  • At about 4:00 you’ll be moved inside, after going through a metal detector, and asked to continue standing in a very squished line.
  • Once everyone has been moved in off the street, they’ll start opening each section/group up to a bathroom break. This is the only one you’ll get.
  • You’ve been standing for 2 hours or so, and your back is probably killing you. It is what it is.
  • At about 4:15 you’ll see groups of people being ushered into the front of the line, in a separate waiting area. These are the Priority ticket holders who decided to forego waiting, and turn up at the last minute.
  • Somewhere around 4:45 they’ll start getting ready for seating. The last minute priority ticket holders will be given different colored wrist bands, and they’ll be taken upstairs to the back of the balcony. They were admitted, but they’ll sit right at the back of the nosebleeds
  • The doors open and you’re told where to sit. We were about 20th in line, and were seated directly opposite Stephen’s desk in the 3rd row. Pretty easy to see ourselves in the audience sweep shots 🙂
  • You’ve been standing for almost 3 hours, and sitting never felt so good.

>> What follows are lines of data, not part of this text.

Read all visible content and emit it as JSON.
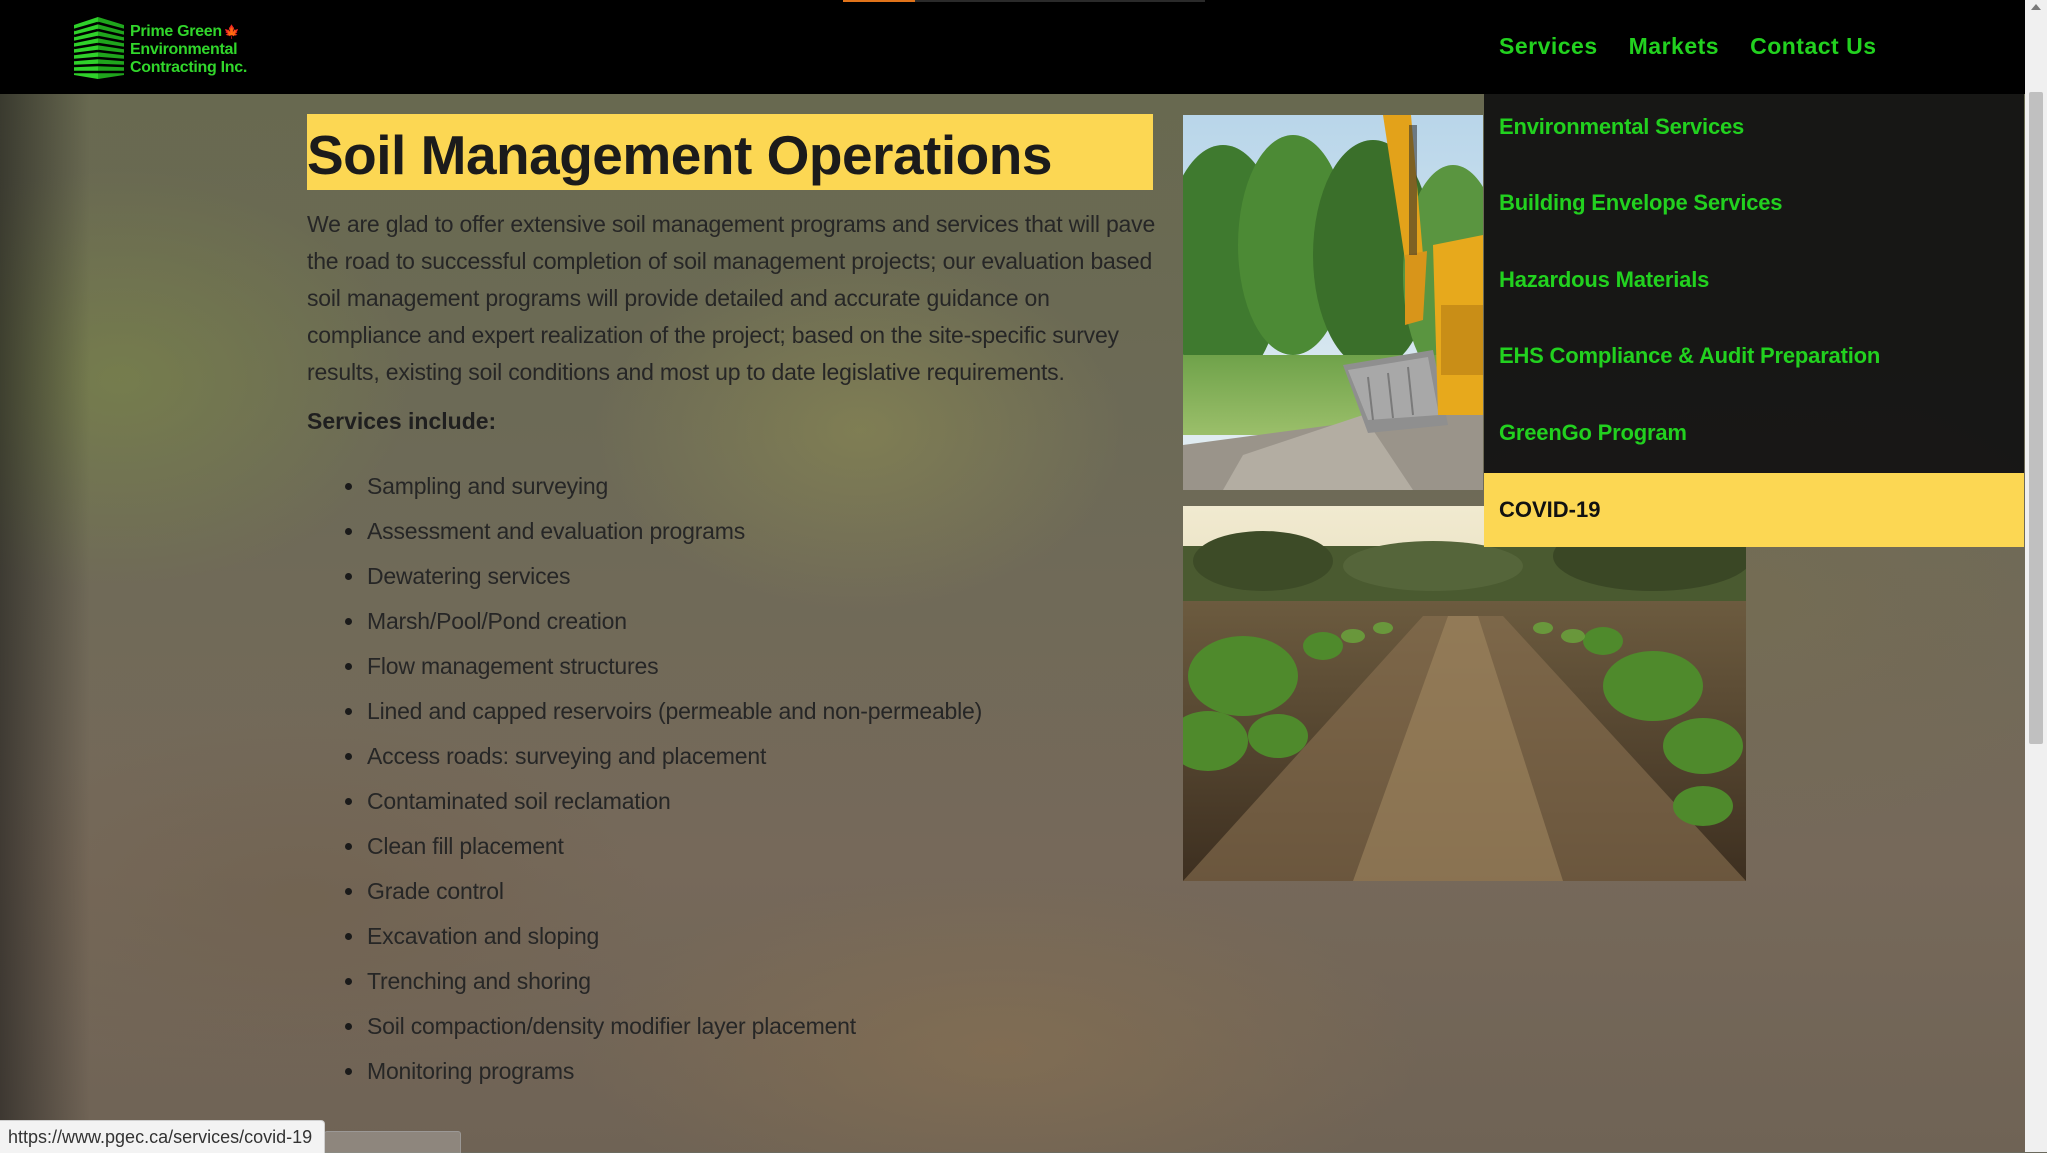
{
  "header": {
    "logo": {
      "line1": "Prime Green",
      "line2": "Environmental",
      "line3": "Contracting Inc.",
      "maple_icon": "maple-leaf-icon",
      "brand_green": "#31d62b",
      "maple_red": "#d3231e"
    },
    "nav": [
      {
        "label": "Services"
      },
      {
        "label": "Markets"
      },
      {
        "label": "Contact Us"
      }
    ],
    "background": "#000000",
    "nav_color": "#22d11f"
  },
  "dropdown": {
    "items": [
      {
        "label": "Environmental Services"
      },
      {
        "label": "Building Envelope Services"
      },
      {
        "label": "Hazardous Materials"
      },
      {
        "label": "EHS  Compliance & Audit Preparation"
      },
      {
        "label": "GreenGo Program"
      }
    ],
    "active": {
      "label": "COVID-19"
    },
    "active_bg": "#fcd753"
  },
  "main": {
    "title": "Soil Management Operations",
    "intro": "We are glad to offer extensive soil management programs and services that will pave the road to successful completion of soil management projects; our evaluation based soil management programs will provide detailed and accurate guidance on compliance and expert realization of the project; based on the site-specific survey results, existing soil conditions and most up to date legislative requirements.",
    "services_heading": "Services include:",
    "services": [
      "Sampling and surveying",
      "Assessment and evaluation programs",
      "Dewatering services",
      "Marsh/Pool/Pond creation",
      "Flow management structures",
      "Lined and capped reservoirs (permeable and non-permeable)",
      "Access roads: surveying and placement",
      "Contaminated soil reclamation",
      "Clean fill placement",
      "Grade control",
      "Excavation and sloping",
      "Trenching and shoring",
      "Soil compaction/density modifier layer placement",
      "Monitoring programs"
    ],
    "highlight_color": "#fcd753"
  },
  "status_bar": {
    "url": "https://www.pgec.ca/services/covid-19"
  }
}
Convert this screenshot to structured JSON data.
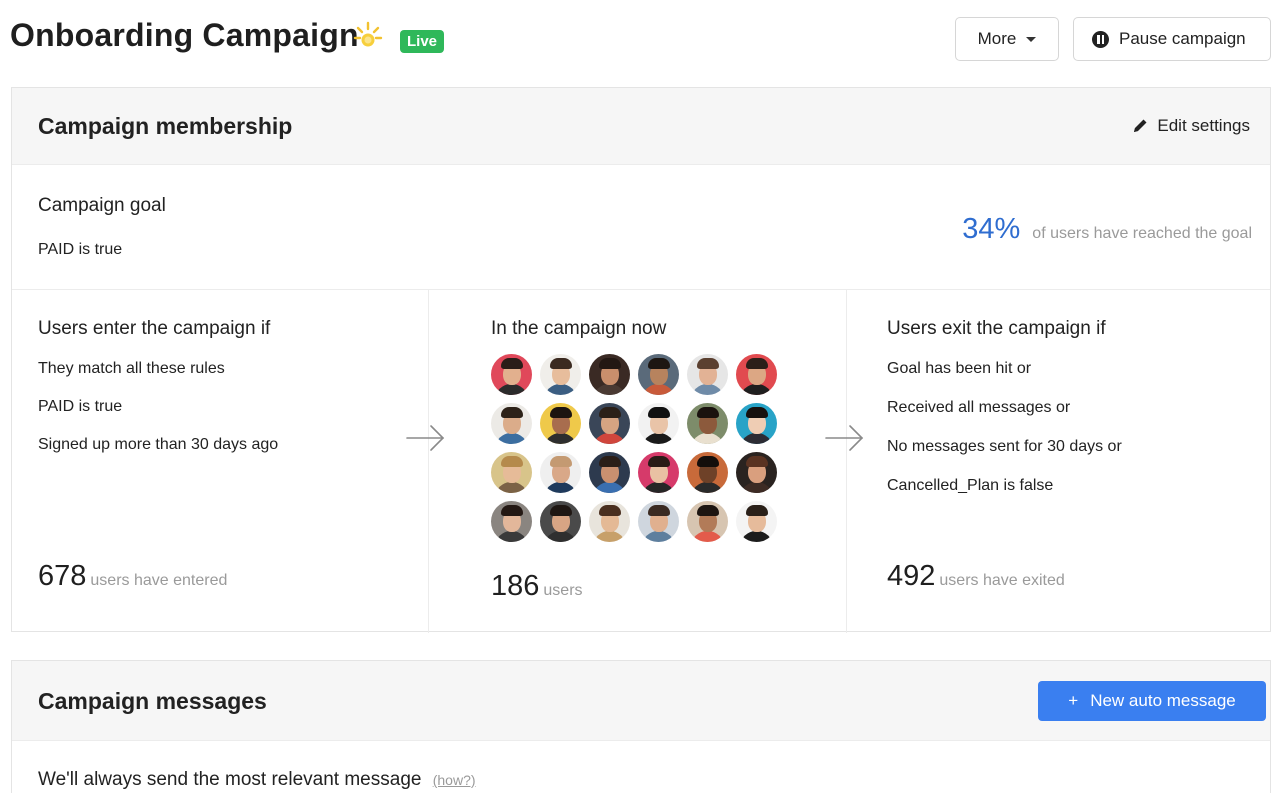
{
  "header": {
    "title": "Onboarding Campaign",
    "status_badge": "Live",
    "more_label": "More",
    "pause_label": "Pause campaign"
  },
  "membership": {
    "title": "Campaign membership",
    "edit_label": "Edit settings",
    "goal": {
      "title": "Campaign goal",
      "rule": "PAID is true",
      "percent": "34%",
      "percent_text": "of users have reached the goal"
    },
    "enter": {
      "title": "Users enter the campaign if",
      "rules": [
        "They match all these rules",
        "PAID is true",
        "Signed up more than 30 days ago"
      ],
      "count": "678",
      "count_text": "users have entered"
    },
    "now": {
      "title": "In the campaign now",
      "count": "186",
      "count_text": "users",
      "avatars": [
        {
          "bg": "#e0485a",
          "skin": "#e2b08e",
          "hair": "#2a1d18",
          "shirt": "#2b2b2b"
        },
        {
          "bg": "#f0eeea",
          "skin": "#e7bd9c",
          "hair": "#3b2a20",
          "shirt": "#3b5e82"
        },
        {
          "bg": "#3a2a24",
          "skin": "#c98f6c",
          "hair": "#231813",
          "shirt": "#4a3a33"
        },
        {
          "bg": "#5a6a7a",
          "skin": "#b7835e",
          "hair": "#1d1612",
          "shirt": "#c85a3a"
        },
        {
          "bg": "#e6e6e6",
          "skin": "#e2b295",
          "hair": "#5b4030",
          "shirt": "#6f8ba8"
        },
        {
          "bg": "#e14a4f",
          "skin": "#dca784",
          "hair": "#2b1f19",
          "shirt": "#1f1f1f"
        },
        {
          "bg": "#eceae6",
          "skin": "#dbac8a",
          "hair": "#2d2219",
          "shirt": "#3c6ea0"
        },
        {
          "bg": "#efc94a",
          "skin": "#a86d4e",
          "hair": "#1c1410",
          "shirt": "#2e2e2e"
        },
        {
          "bg": "#3a4658",
          "skin": "#d6a482",
          "hair": "#2b2018",
          "shirt": "#d0463c"
        },
        {
          "bg": "#f2f2f2",
          "skin": "#e9c4a8",
          "hair": "#111111",
          "shirt": "#1a1a1a"
        },
        {
          "bg": "#7d8c6a",
          "skin": "#8c5a3c",
          "hair": "#1a120e",
          "shirt": "#e9e0cf"
        },
        {
          "bg": "#28a3c7",
          "skin": "#efcdb4",
          "hair": "#16100d",
          "shirt": "#2c2c34"
        },
        {
          "bg": "#d8c48a",
          "skin": "#e6bb98",
          "hair": "#b58a4c",
          "shirt": "#7b6246"
        },
        {
          "bg": "#efefef",
          "skin": "#d9a888",
          "hair": "#c49a72",
          "shirt": "#1f3a5c"
        },
        {
          "bg": "#2d3a4e",
          "skin": "#c99070",
          "hair": "#2a1e18",
          "shirt": "#3a6fb0"
        },
        {
          "bg": "#d63a6a",
          "skin": "#e9c1a3",
          "hair": "#2a1b16",
          "shirt": "#262626"
        },
        {
          "bg": "#c86a3a",
          "skin": "#6e4128",
          "hair": "#140e0b",
          "shirt": "#2a2a2a"
        },
        {
          "bg": "#2a2320",
          "skin": "#d99f7e",
          "hair": "#5a3322",
          "shirt": "#3d2b24"
        },
        {
          "bg": "#8a8580",
          "skin": "#e3b79a",
          "hair": "#241914",
          "shirt": "#3a3a3a"
        },
        {
          "bg": "#4a4a4a",
          "skin": "#d8a584",
          "hair": "#1f1713",
          "shirt": "#2f2f2f"
        },
        {
          "bg": "#e8e4dc",
          "skin": "#e4b995",
          "hair": "#4a2f1f",
          "shirt": "#c7a06a"
        },
        {
          "bg": "#cfd6de",
          "skin": "#e0b08f",
          "hair": "#3a2a22",
          "shirt": "#5e7f9e"
        },
        {
          "bg": "#d7c5b1",
          "skin": "#b27b58",
          "hair": "#1d1511",
          "shirt": "#e35b4b"
        },
        {
          "bg": "#f4f4f4",
          "skin": "#e6bb9b",
          "hair": "#2a2019",
          "shirt": "#1c1c1c"
        }
      ]
    },
    "exit": {
      "title": "Users exit the campaign if",
      "rules": [
        "Goal has been hit or",
        "Received all messages or",
        "No messages sent for 30 days or",
        "Cancelled_Plan is false"
      ],
      "count": "492",
      "count_text": "users have exited"
    }
  },
  "messages": {
    "title": "Campaign messages",
    "new_button_label": "New auto message",
    "relevant_text": "We'll always send the most relevant message",
    "how_link": "(how?)"
  },
  "colors": {
    "accent_blue": "#2f6dd0",
    "button_blue": "#3a7ff0",
    "live_green": "#2fb85a"
  }
}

If NO then turn up before check-in closes (4:30 typically), and you’ll spend only a small amount of time standing in line. You’ll be seated at the very rear of the balcony.

General Admission Tickets – it’s complicated. If you want to see the show, be there early. On the day we attended none of the front runners in line were general admission – when the ushers split the lines and took General Admission across the street the first 100 or so people stayed right where they were.

Your process will be the same as I’ve detailed above, but success will be merely getting in at all.

The Show

You’ll be briefed about what to expect by the Floor Manager, who actually has a pretty intimate role to play with Stephen during the show – he’s almost like a real time acting coach.

Paul Mecurio will come out to warm up the crowd, and he’ll have had 30 Red Bulls and a dozen Espressos before hand. He wants you loud and pumped. Every night it’s a new crowd, and every night they’ve got 20 minutes to turn you into the frenzied, cheering, throng that they want as a audio backdrop to the show.

Stephen will come out in advance and answer a few questions, the band is introduced, and then it’s time to start the monologue. When the show starts for real you’ve been told to keep screaming “Stephen! Stephen!” even after he tells you to pipe down, and so you do.

Once Stephen starts speaking to camera you won’t initially hear him, as the crowd is still yelling, but of course he’s mic’d and so the TV audience hears him over you just fine. If you’re seated front and center, as we were, you’ll actually see almost nothing of the monologue, as the cameras and floor manager are in the way!

The show unfolds as you’d expect – except it didn’t in our case. We were told we were lucky, because something was going to happen that almost never happens – they were taping two shows! It was Tuesday before Thanksgiving, and there was to be no show taping on the Wednesday, so two opening bits, one of which pretends to be Wednesday.

More bits are filmed, and the band performs two numbers on a heavily dressed set, when Stephen suddenly announces that there are no guests, because the guests have already taped their segment.

At this point in the proceedings we realize that we’re pretty much just a prop; cattle to be ushered in, minimally coached for background noise and energy, then disposed of. They could have told us earlier that we wouldn’t see any guests, but then would we have been as willing to participate in all the frenzied whooping and clapping?